** Listed entries follows **
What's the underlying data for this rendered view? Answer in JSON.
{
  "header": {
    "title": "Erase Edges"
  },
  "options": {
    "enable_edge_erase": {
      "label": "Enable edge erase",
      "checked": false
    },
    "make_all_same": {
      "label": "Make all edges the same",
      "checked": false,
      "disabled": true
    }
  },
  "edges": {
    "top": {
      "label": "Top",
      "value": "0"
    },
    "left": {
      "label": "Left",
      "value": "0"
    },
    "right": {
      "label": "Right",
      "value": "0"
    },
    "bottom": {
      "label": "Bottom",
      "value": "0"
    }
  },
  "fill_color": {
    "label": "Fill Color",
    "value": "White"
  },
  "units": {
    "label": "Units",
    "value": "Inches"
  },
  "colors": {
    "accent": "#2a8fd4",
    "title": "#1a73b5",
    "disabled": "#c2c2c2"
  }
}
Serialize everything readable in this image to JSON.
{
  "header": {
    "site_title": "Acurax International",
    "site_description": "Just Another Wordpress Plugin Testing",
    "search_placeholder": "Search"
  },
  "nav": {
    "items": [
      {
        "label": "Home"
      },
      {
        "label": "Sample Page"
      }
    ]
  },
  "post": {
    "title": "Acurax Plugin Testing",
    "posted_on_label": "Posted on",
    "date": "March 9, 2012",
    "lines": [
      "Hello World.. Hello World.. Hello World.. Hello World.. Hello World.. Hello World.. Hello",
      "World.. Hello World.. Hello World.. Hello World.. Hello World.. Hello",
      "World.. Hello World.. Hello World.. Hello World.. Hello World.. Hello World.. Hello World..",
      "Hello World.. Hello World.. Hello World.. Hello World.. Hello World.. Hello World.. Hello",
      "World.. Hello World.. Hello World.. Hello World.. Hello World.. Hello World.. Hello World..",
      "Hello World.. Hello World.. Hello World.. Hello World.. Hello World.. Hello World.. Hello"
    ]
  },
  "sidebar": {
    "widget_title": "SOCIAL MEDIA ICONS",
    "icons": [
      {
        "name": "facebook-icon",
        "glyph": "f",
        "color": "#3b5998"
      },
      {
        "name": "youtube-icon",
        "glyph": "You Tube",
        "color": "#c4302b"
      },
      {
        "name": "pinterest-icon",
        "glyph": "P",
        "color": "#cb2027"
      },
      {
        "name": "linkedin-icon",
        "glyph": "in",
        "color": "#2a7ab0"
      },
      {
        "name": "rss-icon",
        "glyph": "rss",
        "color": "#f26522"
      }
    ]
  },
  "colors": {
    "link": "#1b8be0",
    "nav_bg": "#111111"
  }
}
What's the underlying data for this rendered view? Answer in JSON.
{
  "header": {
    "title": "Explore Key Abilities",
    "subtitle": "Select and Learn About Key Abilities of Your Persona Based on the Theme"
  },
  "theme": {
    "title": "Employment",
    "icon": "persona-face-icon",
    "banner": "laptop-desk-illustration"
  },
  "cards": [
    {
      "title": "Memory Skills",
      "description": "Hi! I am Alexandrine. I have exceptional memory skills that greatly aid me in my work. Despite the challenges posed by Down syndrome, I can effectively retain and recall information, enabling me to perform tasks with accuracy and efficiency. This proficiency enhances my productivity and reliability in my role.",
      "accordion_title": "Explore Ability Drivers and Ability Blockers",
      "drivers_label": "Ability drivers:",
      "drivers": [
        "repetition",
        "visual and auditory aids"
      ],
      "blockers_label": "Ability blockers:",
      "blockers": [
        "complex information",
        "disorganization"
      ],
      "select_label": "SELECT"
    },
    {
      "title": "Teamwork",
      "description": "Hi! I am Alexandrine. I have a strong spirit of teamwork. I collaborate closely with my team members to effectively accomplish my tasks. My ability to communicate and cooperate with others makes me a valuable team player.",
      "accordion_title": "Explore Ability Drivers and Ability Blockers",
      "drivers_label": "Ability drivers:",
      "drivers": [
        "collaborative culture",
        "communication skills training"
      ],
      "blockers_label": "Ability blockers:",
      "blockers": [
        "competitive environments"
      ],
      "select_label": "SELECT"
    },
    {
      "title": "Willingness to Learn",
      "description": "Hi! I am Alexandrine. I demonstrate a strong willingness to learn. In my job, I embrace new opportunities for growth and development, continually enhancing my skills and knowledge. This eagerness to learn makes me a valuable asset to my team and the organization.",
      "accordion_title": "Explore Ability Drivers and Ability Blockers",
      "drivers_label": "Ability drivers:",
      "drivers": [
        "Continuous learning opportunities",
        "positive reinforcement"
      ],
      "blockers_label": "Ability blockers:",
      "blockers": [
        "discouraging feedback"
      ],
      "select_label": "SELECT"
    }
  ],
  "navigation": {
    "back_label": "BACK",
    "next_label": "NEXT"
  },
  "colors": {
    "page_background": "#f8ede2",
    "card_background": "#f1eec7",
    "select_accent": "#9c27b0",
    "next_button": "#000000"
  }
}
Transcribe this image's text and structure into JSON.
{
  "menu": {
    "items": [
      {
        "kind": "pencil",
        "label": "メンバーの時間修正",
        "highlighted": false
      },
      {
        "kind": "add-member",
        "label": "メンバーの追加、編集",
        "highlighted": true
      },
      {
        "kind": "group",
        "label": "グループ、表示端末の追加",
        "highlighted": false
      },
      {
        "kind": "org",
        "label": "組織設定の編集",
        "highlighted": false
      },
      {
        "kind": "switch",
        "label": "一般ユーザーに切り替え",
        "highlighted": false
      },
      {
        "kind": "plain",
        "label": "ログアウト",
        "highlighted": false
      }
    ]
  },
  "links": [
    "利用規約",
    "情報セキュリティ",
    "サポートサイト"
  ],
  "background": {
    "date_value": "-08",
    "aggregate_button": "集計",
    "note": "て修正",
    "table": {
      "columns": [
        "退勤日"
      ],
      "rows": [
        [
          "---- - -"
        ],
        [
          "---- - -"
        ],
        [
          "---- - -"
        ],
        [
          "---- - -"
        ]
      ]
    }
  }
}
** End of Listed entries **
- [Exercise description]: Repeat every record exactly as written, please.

- [Solution for this task]:
What's the underlying data for this rendered view? Answer in JSON.
{
  "header": {
    "title": "Erase Edges"
  },
  "options": {
    "enable_edge_erase": {
      "label": "Enable edge erase",
      "checked": false
    },
    "make_all_same": {
      "label": "Make all edges the same",
      "checked": false,
      "disabled": true
    }
  },
  "edges": {
    "top": {
      "label": "Top",
      "value": "0"
    },
    "left": {
      "label": "Left",
      "value": "0"
    },
    "right": {
      "label": "Right",
      "value": "0"
    },
    "bottom": {
      "label": "Bottom",
      "value": "0"
    }
  },
  "fill_color": {
    "label": "Fill Color",
    "value": "White"
  },
  "units": {
    "label": "Units",
    "value": "Inches"
  },
  "colors": {
    "accent": "#2a8fd4",
    "title": "#1a73b5",
    "disabled": "#c2c2c2"
  }
}
Serialize everything readable in this image to JSON.
{
  "header": {
    "site_title": "Acurax International",
    "site_description": "Just Another Wordpress Plugin Testing",
    "search_placeholder": "Search"
  },
  "nav": {
    "items": [
      {
        "label": "Home"
      },
      {
        "label": "Sample Page"
      }
    ]
  },
  "post": {
    "title": "Acurax Plugin Testing",
    "posted_on_label": "Posted on",
    "date": "March 9, 2012",
    "lines": [
      "Hello World.. Hello World.. Hello World.. Hello World.. Hello World.. Hello World.. Hello",
      "World.. Hello World.. Hello World.. Hello World.. Hello World.. Hello",
      "World.. Hello World.. Hello World.. Hello World.. Hello World.. Hello World.. Hello World..",
      "Hello World.. Hello World.. Hello World.. Hello World.. Hello World.. Hello World.. Hello",
      "World.. Hello World.. Hello World.. Hello World.. Hello World.. Hello World.. Hello World..",
      "Hello World.. Hello World.. Hello World.. Hello World.. Hello World.. Hello World.. Hello"
    ]
  },
  "sidebar": {
    "widget_title": "SOCIAL MEDIA ICONS",
    "icons": [
      {
        "name": "facebook-icon",
        "glyph": "f",
        "color": "#3b5998"
      },
      {
        "name": "youtube-icon",
        "glyph": "You Tube",
        "color": "#c4302b"
      },
      {
        "name": "pinterest-icon",
        "glyph": "P",
        "color": "#cb2027"
      },
      {
        "name": "linkedin-icon",
        "glyph": "in",
        "color": "#2a7ab0"
      },
      {
        "name": "rss-icon",
        "glyph": "rss",
        "color": "#f26522"
      }
    ]
  },
  "colors": {
    "link": "#1b8be0",
    "nav_bg": "#111111"
  }
}
What's the underlying data for this rendered view? Answer in JSON.
{
  "header": {
    "title": "Explore Key Abilities",
    "subtitle": "Select and Learn About Key Abilities of Your Persona Based on the Theme"
  },
  "theme": {
    "title": "Employment",
    "icon": "persona-face-icon",
    "banner": "laptop-desk-illustration"
  },
  "cards": [
    {
      "title": "Memory Skills",
      "description": "Hi! I am Alexandrine. I have exceptional memory skills that greatly aid me in my work. Despite the challenges posed by Down syndrome, I can effectively retain and recall information, enabling me to perform tasks with accuracy and efficiency. This proficiency enhances my productivity and reliability in my role.",
      "accordion_title": "Explore Ability Drivers and Ability Blockers",
      "drivers_label": "Ability drivers:",
      "drivers": [
        "repetition",
        "visual and auditory aids"
      ],
      "blockers_label": "Ability blockers:",
      "blockers": [
        "complex information",
        "disorganization"
      ],
      "select_label": "SELECT"
    },
    {
      "title": "Teamwork",
      "description": "Hi! I am Alexandrine. I have a strong spirit of teamwork. I collaborate closely with my team members to effectively accomplish my tasks. My ability to communicate and cooperate with others makes me a valuable team player.",
      "accordion_title": "Explore Ability Drivers and Ability Blockers",
      "drivers_label": "Ability drivers:",
      "drivers": [
        "collaborative culture",
        "communication skills training"
      ],
      "blockers_label": "Ability blockers:",
      "blockers": [
        "competitive environments"
      ],
      "select_label": "SELECT"
    },
    {
      "title": "Willingness to Learn",
      "description": "Hi! I am Alexandrine. I demonstrate a strong willingness to learn. In my job, I embrace new opportunities for growth and development, continually enhancing my skills and knowledge. This eagerness to learn makes me a valuable asset to my team and the organization.",
      "accordion_title": "Explore Ability Drivers and Ability Blockers",
      "drivers_label": "Ability drivers:",
      "drivers": [
        "Continuous learning opportunities",
        "positive reinforcement"
      ],
      "blockers_label": "Ability blockers:",
      "blockers": [
        "discouraging feedback"
      ],
      "select_label": "SELECT"
    }
  ],
  "navigation": {
    "back_label": "BACK",
    "next_label": "NEXT"
  },
  "colors": {
    "page_background": "#f8ede2",
    "card_background": "#f1eec7",
    "select_accent": "#9c27b0",
    "next_button": "#000000"
  }
}
Transcribe this image's text and structure into JSON.
{
  "menu": {
    "items": [
      {
        "kind": "pencil",
        "label": "メンバーの時間修正",
        "highlighted": false
      },
      {
        "kind": "add-member",
        "label": "メンバーの追加、編集",
        "highlighted": true
      },
      {
        "kind": "group",
        "label": "グループ、表示端末の追加",
        "highlighted": false
      },
      {
        "kind": "org",
        "label": "組織設定の編集",
        "highlighted": false
      },
      {
        "kind": "switch",
        "label": "一般ユーザーに切り替え",
        "highlighted": false
      },
      {
        "kind": "plain",
        "label": "ログアウト",
        "highlighted": false
      }
    ]
  },
  "links": [
    "利用規約",
    "情報セキュリティ",
    "サポートサイト"
  ],
  "background": {
    "date_value": "-08",
    "aggregate_button": "集計",
    "note": "て修正",
    "table": {
      "columns": [
        "退勤日"
      ],
      "rows": [
        [
          "---- - -"
        ],
        [
          "---- - -"
        ],
        [
          "---- - -"
        ],
        [
          "---- - -"
        ]
      ]
    }
  }
}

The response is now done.